= What this task involves =
Repeat every line that appears below, with nothing altered.

= Dataset records =
+===+

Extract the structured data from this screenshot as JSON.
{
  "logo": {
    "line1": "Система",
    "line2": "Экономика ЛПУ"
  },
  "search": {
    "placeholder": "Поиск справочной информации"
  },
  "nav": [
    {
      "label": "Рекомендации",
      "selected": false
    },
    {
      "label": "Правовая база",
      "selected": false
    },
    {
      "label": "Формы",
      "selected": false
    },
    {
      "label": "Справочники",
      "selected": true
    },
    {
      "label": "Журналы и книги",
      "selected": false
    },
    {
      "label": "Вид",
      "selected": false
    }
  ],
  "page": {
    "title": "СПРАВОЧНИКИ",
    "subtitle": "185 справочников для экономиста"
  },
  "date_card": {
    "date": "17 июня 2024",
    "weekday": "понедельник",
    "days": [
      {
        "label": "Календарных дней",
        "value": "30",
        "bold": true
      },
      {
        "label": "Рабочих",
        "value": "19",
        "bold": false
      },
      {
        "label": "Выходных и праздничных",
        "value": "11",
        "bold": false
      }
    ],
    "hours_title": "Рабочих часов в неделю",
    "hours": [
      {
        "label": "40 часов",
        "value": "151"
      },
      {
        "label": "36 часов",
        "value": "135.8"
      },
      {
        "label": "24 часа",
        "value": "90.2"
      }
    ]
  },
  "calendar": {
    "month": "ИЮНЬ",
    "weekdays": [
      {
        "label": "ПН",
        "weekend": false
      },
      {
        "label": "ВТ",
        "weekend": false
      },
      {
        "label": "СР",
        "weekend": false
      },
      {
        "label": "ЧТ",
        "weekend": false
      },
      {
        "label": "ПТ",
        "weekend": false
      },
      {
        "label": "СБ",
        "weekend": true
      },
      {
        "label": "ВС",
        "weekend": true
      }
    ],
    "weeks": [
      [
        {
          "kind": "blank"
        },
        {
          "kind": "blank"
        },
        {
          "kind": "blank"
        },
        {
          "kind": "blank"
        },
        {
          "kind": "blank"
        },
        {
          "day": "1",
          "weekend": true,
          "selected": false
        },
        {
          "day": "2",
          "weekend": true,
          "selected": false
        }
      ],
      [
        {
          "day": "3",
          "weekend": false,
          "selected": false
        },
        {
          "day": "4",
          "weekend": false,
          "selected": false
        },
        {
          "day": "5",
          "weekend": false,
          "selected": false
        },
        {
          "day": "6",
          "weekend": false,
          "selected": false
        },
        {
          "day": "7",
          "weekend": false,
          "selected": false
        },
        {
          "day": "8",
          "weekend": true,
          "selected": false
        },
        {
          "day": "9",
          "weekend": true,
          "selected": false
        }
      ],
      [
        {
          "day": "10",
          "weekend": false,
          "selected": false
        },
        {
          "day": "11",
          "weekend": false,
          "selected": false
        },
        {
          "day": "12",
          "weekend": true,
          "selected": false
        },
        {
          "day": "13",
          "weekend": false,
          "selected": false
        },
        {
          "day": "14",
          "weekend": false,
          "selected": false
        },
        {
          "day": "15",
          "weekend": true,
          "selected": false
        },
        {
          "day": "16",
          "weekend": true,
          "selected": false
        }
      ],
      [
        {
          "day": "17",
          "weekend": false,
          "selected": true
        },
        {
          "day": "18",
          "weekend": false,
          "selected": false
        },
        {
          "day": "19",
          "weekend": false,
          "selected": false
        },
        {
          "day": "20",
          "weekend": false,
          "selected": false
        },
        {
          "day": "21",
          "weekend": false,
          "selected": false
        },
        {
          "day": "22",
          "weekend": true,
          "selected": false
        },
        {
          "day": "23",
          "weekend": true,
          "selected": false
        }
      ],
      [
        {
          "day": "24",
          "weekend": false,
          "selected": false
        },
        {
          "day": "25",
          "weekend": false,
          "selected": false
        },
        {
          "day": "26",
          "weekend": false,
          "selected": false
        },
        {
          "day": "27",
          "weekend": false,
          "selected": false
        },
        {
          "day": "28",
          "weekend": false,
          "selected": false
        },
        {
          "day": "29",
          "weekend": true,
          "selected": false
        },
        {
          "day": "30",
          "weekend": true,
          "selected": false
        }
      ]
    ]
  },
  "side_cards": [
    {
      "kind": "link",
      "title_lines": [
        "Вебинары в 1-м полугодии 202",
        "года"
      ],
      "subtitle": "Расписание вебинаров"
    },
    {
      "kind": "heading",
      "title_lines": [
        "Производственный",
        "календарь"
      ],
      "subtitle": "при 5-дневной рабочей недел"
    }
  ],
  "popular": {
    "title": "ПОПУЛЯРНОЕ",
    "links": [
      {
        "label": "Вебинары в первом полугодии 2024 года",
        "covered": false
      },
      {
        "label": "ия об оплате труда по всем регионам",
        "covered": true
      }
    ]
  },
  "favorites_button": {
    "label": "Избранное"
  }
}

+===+

= Written reply =
Extract the structured data from this screenshot as JSON.
{
  "logo": {
    "line1": "Система",
    "line2": "Экономика ЛПУ"
  },
  "search": {
    "placeholder": "Поиск справочной информации"
  },
  "nav": [
    {
      "label": "Рекомендации",
      "selected": false
    },
    {
      "label": "Правовая база",
      "selected": false
    },
    {
      "label": "Формы",
      "selected": false
    },
    {
      "label": "Справочники",
      "selected": true
    },
    {
      "label": "Журналы и книги",
      "selected": false
    },
    {
      "label": "Вид",
      "selected": false
    }
  ],
  "page": {
    "title": "СПРАВОЧНИКИ",
    "subtitle": "185 справочников для экономиста"
  },
  "date_card": {
    "date": "17 июня 2024",
    "weekday": "понедельник",
    "days": [
      {
        "label": "Календарных дней",
        "value": "30",
        "bold": true
      },
      {
        "label": "Рабочих",
        "value": "19",
        "bold": false
      },
      {
        "label": "Выходных и праздничных",
        "value": "11",
        "bold": false
      }
    ],
    "hours_title": "Рабочих часов в неделю",
    "hours": [
      {
        "label": "40 часов",
        "value": "151"
      },
      {
        "label": "36 часов",
        "value": "135.8"
      },
      {
        "label": "24 часа",
        "value": "90.2"
      }
    ]
  },
  "calendar": {
    "month": "ИЮНЬ",
    "weekdays": [
      {
        "label": "ПН",
        "weekend": false
      },
      {
        "label": "ВТ",
        "weekend": false
      },
      {
        "label": "СР",
        "weekend": false
      },
      {
        "label": "ЧТ",
        "weekend": false
      },
      {
        "label": "ПТ",
        "weekend": false
      },
      {
        "label": "СБ",
        "weekend": true
      },
      {
        "label": "ВС",
        "weekend": true
      }
    ],
    "weeks": [
      [
        {
          "kind": "blank"
        },
        {
          "kind": "blank"
        },
        {
          "kind": "blank"
        },
        {
          "kind": "blank"
        },
        {
          "kind": "blank"
        },
        {
          "day": "1",
          "weekend": true,
          "selected": false
        },
        {
          "day": "2",
          "weekend": true,
          "selected": false
        }
      ],
      [
        {
          "day": "3",
          "weekend": false,
          "selected": false
        },
        {
          "day": "4",
          "weekend": false,
          "selected": false
        },
        {
          "day": "5",
          "weekend": false,
          "selected": false
        },
        {
          "day": "6",
          "weekend": false,
          "selected": false
        },
        {
          "day": "7",
          "weekend": false,
          "selected": false
        },
        {
          "day": "8",
          "weekend": true,
          "selected": false
        },
        {
          "day": "9",
          "weekend": true,
          "selected": false
        }
      ],
      [
        {
          "day": "10",
          "weekend": false,
          "selected": false
        },
        {
          "day": "11",
          "weekend": false,
          "selected": false
        },
        {
          "day": "12",
          "weekend": true,
          "selected": false
        },
        {
          "day": "13",
          "weekend": false,
          "selected": false
        },
        {
          "day": "14",
          "weekend": false,
          "selected": false
        },
        {
          "day": "15",
          "weekend": true,
          "selected": false
        },
        {
          "day": "16",
          "weekend": true,
          "selected": false
        }
      ],
      [
        {
          "day": "17",
          "weekend": false,
          "selected": true
        },
        {
          "day": "18",
          "weekend": false,
          "selected": false
        },
        {
          "day": "19",
          "weekend": false,
          "selected": false
        },
        {
          "day": "20",
          "weekend": false,
          "selected": false
        },
        {
          "day": "21",
          "weekend": false,
          "selected": false
        },
        {
          "day": "22",
          "weekend": true,
          "selected": false
        },
        {
          "day": "23",
          "weekend": true,
          "selected": false
        }
      ],
      [
        {
          "day": "24",
          "weekend": false,
          "selected": false
        },
        {
          "day": "25",
          "weekend": false,
          "selected": false
        },
        {
          "day": "26",
          "weekend": false,
          "selected": false
        },
        {
          "day": "27",
          "weekend": false,
          "selected": false
        },
        {
          "day": "28",
          "weekend": false,
          "selected": false
        },
        {
          "day": "29",
          "weekend": true,
          "selected": false
        },
        {
          "day": "30",
          "weekend": true,
          "selected": false
        }
      ]
    ]
  },
  "side_cards": [
    {
      "kind": "link",
      "title_lines": [
        "Вебинары в 1-м полугодии 202",
        "года"
      ],
      "subtitle": "Расписание вебинаров"
    },
    {
      "kind": "heading",
      "title_lines": [
        "Производственный",
        "календарь"
      ],
      "subtitle": "при 5-дневной рабочей недел"
    }
  ],
  "popular": {
    "title": "ПОПУЛЯРНОЕ",
    "links": [
      {
        "label": "Вебинары в первом полугодии 2024 года",
        "covered": false
      },
      {
        "label": "ия об оплате труда по всем регионам",
        "covered": true
      }
    ]
  },
  "favorites_button": {
    "label": "Избранное"
  }
}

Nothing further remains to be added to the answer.